- Bad Tax Preparers: What to Watch Out For. What to Do If You Have One.
- February 25, 2014 | Author: Bradley Conway
- Law Firm: Bailey & Galyen, Attorneys at Law - Dallas Office
Guess what? It’s tax season again and you know what that means? Guys dressed up as the Statue of Liberty will be standing by the side of the road to lure you into their tax preparation offices.
Now, not all tax preparers are bad, but you should be cautious of who you choose to prepare your tax returns. I get a ton of calls every year from people who’ve had their refunds stolen or had more money than they were told it would cost taken out of their return. There are a few things you can do to protect yourself:
1) Get everything in writing. A lot of problems are caused when the terms of your deal with the tax preparer are left to mere words. If you have a written copy of what the preparer promises to do and what the preparer is charging, you’ll have a much easier time proving that to the police, IRS, or a judge should things go south.
2) Pay them up front. I know a lot of people prefer to let the preparer take their fee out of the refund, but it’s another place where people get cheated all the time. You don’t want the tax preparer to have control over your money when it comes in. People get tempted and if they’ve gotten away with it before, they’ll most certainly try to get away with it again.
3) Review your return. Every tax return requires that the taxpayer sign it, whether it’s pen to paper or electronically. When you sign your tax return you are telling the government that you’ve reviewed all the information and, to the best of your knowledge, it’s correct. I know a lot of people don’t understand the tax part of it, but you can make sure that, if you’re getting a refund direct deposited, that the account number and routing number just above the signature block are correct.
4) Get a copy of everything. This is the only way to truly protect yourself. Get a copy of the contract. Get a copy of your completed return. This will help you protect your refund and at least give you a chance to get your stolen money back.
I can hear you thinking. You’re thinking, “But, Brad, what do I do if I’ve already been scammed?”
The IRS is not going to be super helpful. Once they send out the return they’re not going to bother helping you get it back. You can file a Form 14157 to let the IRS know that the preparer you used is stealing returns, but, that’s not going to help you get your return back, but it might keep the same thing from happening to others.
Another option is to contact the local police and file a report. Again, the police may not be very helpful and may tell you that it’s a civil matter. The end result is that, once again, nothing gets done.
Your only other options are to file a small claims suit yourself or to contact a lawyer and have them write a letter to file a suit on your behalf. Letter writing isn’t too expensive, but filing a suit might be. Regardless, neither method is assured to get your return back. Even if you get a judgment, getting that money out of them might be a problem.

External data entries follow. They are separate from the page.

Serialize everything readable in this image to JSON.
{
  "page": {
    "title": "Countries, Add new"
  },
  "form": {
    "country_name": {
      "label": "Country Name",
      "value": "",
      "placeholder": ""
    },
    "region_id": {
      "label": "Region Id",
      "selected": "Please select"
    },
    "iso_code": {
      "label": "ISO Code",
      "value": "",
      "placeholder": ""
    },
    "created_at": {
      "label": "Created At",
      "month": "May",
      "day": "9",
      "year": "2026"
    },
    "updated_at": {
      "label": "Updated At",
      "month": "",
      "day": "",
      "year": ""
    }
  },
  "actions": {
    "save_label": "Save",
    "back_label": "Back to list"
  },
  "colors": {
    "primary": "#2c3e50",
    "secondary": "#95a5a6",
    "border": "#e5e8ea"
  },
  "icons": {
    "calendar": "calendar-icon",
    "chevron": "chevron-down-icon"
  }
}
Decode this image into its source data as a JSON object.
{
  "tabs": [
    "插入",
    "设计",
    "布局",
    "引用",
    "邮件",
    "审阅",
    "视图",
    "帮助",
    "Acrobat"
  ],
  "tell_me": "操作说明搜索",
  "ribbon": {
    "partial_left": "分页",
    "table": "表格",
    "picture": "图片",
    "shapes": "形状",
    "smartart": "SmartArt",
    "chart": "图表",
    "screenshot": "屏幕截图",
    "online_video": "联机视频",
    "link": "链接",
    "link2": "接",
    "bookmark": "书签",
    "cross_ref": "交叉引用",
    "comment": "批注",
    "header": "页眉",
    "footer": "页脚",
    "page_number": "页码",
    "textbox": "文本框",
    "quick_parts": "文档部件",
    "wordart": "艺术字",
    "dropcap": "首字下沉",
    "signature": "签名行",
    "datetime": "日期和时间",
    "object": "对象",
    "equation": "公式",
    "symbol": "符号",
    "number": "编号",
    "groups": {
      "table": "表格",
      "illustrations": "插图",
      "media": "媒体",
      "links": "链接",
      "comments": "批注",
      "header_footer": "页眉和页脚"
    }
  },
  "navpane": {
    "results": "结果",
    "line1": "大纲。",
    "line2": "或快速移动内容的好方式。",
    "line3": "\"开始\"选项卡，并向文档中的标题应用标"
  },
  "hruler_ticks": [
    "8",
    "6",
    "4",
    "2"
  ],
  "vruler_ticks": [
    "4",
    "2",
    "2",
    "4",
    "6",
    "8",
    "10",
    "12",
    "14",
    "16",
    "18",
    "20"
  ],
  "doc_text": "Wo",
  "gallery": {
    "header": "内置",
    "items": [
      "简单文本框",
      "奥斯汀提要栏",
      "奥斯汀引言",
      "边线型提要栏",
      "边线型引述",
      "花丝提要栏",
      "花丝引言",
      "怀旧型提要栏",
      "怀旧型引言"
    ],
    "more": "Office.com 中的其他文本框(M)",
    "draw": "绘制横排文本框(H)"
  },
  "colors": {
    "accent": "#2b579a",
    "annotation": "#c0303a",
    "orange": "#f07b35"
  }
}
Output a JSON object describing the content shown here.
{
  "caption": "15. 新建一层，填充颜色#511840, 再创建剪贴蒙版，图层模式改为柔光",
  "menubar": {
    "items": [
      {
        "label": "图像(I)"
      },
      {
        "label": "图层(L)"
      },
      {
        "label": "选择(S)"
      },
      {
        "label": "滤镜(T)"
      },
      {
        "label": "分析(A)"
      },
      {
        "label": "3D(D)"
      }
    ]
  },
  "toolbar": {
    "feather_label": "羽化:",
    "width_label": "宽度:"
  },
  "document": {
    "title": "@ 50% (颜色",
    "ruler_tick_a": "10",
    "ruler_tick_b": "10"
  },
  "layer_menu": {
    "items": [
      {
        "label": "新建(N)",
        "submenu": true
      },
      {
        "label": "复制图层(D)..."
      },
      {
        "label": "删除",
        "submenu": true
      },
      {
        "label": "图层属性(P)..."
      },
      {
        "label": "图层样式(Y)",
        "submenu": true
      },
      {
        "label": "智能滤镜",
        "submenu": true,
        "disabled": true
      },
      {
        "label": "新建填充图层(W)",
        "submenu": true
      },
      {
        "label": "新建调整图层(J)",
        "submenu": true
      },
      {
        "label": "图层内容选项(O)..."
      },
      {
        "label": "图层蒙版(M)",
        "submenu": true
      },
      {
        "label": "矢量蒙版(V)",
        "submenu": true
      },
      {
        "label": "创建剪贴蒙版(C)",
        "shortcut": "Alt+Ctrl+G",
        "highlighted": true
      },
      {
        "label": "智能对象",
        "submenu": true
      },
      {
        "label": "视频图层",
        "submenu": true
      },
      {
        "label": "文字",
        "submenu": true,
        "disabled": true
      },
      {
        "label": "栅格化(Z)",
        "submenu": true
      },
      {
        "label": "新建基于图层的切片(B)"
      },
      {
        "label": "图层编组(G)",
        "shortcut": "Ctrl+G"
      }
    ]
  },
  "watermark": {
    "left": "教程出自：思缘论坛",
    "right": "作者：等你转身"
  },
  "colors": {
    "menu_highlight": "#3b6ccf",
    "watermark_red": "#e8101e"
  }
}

Overall, it’s just best to be careful. Know who’s doing your taxes and know where your refund is going. If you have IRS problems created by a bad preparer, contact a tax professional ASAP. Ignoring an IRS problem will never make things better.